◆ Work required
Could you write out the data that follows, exactly and in full?

** Opening Study material block **

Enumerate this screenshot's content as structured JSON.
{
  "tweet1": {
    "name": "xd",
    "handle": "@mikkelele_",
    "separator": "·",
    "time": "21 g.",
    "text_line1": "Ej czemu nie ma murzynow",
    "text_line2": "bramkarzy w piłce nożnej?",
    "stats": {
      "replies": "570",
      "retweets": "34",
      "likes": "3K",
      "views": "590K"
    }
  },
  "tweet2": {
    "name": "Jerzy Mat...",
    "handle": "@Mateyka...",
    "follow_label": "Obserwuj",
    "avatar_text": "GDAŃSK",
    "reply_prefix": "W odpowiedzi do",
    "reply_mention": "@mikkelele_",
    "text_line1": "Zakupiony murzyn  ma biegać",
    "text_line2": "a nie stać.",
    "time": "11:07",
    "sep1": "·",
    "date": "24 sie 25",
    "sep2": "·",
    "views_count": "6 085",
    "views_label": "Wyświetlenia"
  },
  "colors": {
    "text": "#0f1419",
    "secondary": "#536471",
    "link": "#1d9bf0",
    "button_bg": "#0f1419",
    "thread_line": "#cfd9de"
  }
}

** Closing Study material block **

◆ Final answer
Enumerate this screenshot's content as structured JSON.
{
  "tweet1": {
    "name": "xd",
    "handle": "@mikkelele_",
    "separator": "·",
    "time": "21 g.",
    "text_line1": "Ej czemu nie ma murzynow",
    "text_line2": "bramkarzy w piłce nożnej?",
    "stats": {
      "replies": "570",
      "retweets": "34",
      "likes": "3K",
      "views": "590K"
    }
  },
  "tweet2": {
    "name": "Jerzy Mat...",
    "handle": "@Mateyka...",
    "follow_label": "Obserwuj",
    "avatar_text": "GDAŃSK",
    "reply_prefix": "W odpowiedzi do",
    "reply_mention": "@mikkelele_",
    "text_line1": "Zakupiony murzyn  ma biegać",
    "text_line2": "a nie stać.",
    "time": "11:07",
    "sep1": "·",
    "date": "24 sie 25",
    "sep2": "·",
    "views_count": "6 085",
    "views_label": "Wyświetlenia"
  },
  "colors": {
    "text": "#0f1419",
    "secondary": "#536471",
    "link": "#1d9bf0",
    "button_bg": "#0f1419",
    "thread_line": "#cfd9de"
  }
}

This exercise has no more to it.